• [Data entries]:
>>>>

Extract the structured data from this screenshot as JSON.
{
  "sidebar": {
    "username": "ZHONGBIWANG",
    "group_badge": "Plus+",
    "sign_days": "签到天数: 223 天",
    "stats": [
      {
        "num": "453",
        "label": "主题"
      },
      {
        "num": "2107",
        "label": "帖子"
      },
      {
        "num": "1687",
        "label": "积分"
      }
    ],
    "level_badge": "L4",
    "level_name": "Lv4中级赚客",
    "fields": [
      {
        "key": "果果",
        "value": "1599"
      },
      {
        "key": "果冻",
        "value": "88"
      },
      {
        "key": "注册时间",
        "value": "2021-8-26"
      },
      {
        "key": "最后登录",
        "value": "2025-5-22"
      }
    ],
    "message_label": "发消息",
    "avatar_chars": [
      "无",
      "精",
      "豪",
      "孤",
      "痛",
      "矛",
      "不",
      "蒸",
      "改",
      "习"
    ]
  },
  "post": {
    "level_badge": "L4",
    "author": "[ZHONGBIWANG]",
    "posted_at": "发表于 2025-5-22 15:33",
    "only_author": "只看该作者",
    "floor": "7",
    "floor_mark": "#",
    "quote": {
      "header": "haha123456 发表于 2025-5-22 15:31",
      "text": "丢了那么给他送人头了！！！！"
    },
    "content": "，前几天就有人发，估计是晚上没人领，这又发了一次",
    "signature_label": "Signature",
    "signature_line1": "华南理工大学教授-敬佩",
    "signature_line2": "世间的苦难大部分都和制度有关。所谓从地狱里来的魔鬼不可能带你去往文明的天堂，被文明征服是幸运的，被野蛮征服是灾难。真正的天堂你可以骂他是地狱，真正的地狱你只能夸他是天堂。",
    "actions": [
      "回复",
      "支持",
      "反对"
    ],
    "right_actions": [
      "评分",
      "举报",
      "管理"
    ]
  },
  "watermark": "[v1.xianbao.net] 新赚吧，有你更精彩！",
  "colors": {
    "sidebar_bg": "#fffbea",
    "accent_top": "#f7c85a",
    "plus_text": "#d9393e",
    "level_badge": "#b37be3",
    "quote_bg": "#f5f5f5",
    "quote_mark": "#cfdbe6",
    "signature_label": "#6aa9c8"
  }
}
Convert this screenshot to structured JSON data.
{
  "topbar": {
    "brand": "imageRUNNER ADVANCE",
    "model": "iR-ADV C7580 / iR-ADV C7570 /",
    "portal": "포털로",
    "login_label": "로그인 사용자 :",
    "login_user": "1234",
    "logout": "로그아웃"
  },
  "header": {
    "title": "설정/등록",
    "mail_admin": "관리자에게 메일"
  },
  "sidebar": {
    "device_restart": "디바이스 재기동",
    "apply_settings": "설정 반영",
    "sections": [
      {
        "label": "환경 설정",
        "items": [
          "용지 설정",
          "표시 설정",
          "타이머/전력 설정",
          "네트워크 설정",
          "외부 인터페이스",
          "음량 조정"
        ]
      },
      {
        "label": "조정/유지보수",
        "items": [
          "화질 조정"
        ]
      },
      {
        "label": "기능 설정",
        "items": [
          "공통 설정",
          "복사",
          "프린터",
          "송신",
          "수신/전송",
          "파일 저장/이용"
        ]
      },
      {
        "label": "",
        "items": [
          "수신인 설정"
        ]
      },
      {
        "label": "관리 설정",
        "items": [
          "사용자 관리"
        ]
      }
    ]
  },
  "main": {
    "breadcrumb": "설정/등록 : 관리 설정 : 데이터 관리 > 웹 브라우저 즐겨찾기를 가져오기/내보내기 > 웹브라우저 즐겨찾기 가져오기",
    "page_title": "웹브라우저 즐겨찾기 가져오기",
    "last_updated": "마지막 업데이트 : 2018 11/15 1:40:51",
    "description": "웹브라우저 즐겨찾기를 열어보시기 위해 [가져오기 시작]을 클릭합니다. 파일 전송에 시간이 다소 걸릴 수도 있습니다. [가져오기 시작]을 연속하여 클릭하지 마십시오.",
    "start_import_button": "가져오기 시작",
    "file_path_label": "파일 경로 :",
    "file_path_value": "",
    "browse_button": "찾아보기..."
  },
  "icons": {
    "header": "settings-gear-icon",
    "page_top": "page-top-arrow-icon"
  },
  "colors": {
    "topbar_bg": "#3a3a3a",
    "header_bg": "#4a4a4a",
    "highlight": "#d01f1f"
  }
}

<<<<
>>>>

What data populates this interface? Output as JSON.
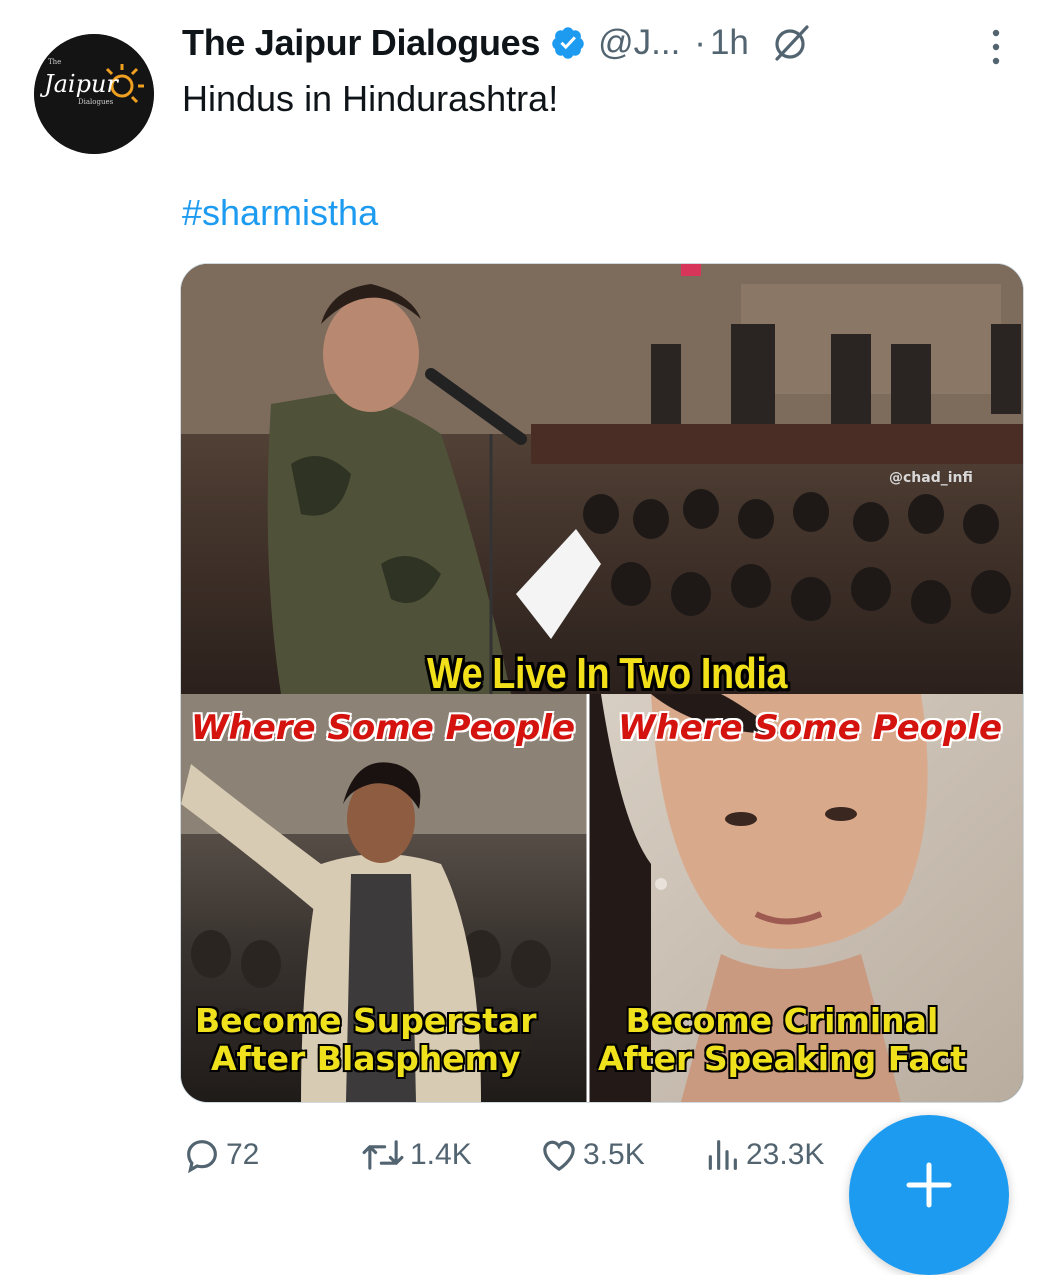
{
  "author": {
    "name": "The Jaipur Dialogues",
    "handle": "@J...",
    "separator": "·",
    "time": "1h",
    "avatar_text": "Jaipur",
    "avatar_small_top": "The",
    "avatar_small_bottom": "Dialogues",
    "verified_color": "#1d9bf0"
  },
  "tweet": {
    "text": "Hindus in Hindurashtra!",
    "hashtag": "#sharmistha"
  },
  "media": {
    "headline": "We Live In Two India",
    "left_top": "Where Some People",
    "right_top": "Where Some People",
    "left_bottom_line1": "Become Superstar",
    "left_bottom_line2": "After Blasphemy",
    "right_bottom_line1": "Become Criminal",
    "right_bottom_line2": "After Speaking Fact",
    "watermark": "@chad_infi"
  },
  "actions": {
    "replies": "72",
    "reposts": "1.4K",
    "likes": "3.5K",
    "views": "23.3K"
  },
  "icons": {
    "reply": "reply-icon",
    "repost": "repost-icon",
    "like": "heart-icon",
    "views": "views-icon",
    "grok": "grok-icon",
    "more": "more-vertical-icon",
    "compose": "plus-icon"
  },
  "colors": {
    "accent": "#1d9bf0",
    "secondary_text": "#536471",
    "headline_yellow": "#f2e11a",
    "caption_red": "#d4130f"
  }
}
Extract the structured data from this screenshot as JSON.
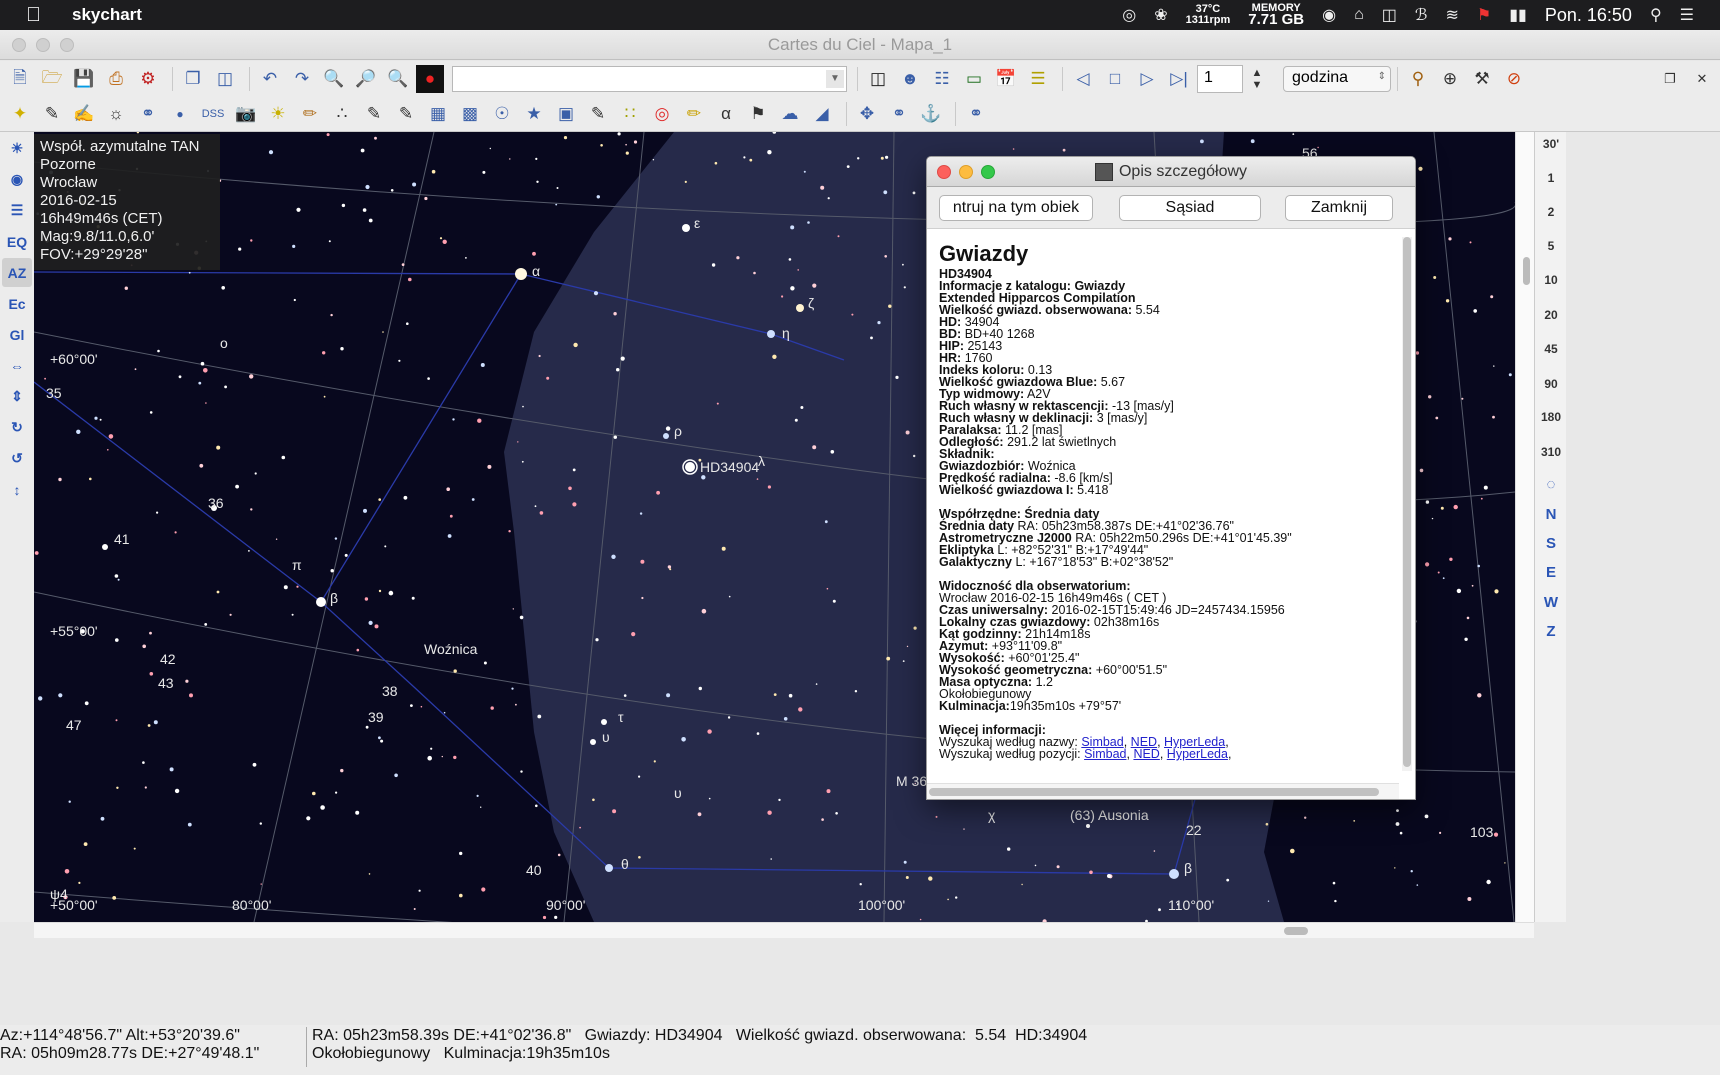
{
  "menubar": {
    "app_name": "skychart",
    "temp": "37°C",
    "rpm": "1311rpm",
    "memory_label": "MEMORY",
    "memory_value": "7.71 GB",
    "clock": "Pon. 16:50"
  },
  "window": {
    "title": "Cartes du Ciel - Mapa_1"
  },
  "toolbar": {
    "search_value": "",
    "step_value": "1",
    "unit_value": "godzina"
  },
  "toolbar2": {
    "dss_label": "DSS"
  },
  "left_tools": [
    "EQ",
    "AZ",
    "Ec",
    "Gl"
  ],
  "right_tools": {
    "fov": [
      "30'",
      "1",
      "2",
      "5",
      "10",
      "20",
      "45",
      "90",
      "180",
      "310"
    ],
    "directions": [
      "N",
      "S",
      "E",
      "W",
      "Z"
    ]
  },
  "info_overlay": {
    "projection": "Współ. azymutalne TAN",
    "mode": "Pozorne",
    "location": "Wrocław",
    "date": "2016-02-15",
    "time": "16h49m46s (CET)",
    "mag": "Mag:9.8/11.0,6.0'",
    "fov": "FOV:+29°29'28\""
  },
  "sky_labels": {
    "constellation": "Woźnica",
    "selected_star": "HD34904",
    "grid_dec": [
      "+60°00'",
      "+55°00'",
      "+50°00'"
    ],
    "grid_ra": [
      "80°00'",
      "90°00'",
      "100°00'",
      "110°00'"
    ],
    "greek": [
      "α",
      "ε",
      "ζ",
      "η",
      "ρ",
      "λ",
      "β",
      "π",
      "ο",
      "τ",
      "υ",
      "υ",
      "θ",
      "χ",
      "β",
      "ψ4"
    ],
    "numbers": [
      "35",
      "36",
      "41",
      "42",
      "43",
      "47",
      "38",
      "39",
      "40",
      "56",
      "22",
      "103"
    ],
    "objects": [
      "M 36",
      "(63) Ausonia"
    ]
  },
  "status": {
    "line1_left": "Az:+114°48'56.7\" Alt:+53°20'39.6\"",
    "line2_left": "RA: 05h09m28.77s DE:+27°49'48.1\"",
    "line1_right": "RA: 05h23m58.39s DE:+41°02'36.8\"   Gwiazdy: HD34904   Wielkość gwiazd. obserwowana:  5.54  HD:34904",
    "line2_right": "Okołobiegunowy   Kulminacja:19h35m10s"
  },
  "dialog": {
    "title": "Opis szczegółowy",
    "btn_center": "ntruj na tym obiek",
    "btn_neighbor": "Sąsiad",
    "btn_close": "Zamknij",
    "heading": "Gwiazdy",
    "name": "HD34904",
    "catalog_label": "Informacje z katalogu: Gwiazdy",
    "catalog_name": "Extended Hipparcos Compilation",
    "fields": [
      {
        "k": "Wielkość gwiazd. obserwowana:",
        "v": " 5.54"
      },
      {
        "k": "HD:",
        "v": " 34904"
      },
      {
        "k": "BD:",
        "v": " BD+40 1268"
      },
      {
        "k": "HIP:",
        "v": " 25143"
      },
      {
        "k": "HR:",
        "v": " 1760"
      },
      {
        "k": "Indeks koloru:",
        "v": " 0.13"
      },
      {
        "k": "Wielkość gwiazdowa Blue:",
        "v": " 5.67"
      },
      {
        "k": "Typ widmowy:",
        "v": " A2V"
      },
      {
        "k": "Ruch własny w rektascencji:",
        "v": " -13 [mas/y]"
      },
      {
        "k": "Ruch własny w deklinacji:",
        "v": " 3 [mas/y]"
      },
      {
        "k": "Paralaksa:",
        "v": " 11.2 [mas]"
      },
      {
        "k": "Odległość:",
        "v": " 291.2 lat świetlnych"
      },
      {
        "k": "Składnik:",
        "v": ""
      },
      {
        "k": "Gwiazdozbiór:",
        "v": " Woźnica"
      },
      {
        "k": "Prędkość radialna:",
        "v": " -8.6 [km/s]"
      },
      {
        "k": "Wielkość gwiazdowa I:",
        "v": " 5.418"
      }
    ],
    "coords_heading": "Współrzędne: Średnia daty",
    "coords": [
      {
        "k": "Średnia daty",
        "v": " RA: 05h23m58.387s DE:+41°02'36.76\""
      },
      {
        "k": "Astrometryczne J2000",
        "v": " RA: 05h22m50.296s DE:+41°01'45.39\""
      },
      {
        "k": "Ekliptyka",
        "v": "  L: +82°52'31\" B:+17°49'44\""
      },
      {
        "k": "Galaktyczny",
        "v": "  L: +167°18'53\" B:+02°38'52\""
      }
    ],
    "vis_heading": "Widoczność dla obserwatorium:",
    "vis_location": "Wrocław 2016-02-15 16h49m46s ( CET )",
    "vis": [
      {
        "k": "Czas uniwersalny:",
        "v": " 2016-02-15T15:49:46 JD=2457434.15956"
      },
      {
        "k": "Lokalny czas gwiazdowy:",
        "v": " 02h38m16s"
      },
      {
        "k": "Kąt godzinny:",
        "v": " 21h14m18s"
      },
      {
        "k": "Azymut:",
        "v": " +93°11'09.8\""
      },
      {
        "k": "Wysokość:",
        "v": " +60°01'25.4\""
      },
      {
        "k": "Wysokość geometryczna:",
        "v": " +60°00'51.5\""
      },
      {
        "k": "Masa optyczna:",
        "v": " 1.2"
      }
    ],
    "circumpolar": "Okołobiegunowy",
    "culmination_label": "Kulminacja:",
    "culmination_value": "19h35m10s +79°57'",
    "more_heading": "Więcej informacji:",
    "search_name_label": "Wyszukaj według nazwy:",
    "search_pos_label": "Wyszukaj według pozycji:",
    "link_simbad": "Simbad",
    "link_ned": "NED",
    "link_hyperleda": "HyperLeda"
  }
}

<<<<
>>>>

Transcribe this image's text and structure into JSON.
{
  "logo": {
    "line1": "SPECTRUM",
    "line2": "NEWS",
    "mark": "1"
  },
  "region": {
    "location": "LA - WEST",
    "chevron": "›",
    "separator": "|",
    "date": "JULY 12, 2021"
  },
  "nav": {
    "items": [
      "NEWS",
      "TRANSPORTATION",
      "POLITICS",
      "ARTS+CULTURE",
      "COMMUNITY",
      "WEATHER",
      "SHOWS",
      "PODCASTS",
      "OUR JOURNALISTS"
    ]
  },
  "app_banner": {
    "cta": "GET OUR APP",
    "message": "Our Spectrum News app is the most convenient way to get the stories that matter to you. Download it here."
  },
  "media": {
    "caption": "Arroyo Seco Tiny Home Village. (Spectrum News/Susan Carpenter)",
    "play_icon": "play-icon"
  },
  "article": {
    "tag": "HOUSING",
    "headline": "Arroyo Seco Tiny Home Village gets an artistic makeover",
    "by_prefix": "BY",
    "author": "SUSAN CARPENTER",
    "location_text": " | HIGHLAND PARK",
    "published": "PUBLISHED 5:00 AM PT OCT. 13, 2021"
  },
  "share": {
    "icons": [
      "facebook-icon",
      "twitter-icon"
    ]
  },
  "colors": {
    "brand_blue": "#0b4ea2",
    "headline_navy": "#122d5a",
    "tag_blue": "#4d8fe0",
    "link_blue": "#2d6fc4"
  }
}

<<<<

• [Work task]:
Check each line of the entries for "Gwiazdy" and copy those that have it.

• [Exercise output]:
    "line1_right": "RA: 05h23m58.39s DE:+41°02'36.8\"   Gwiazdy: HD34904   Wielkość gwiazd. obserwowana:  5.54  HD:34904",
    "heading": "Gwiazdy",
    "catalog_label": "Informacje z katalogu: Gwiazdy",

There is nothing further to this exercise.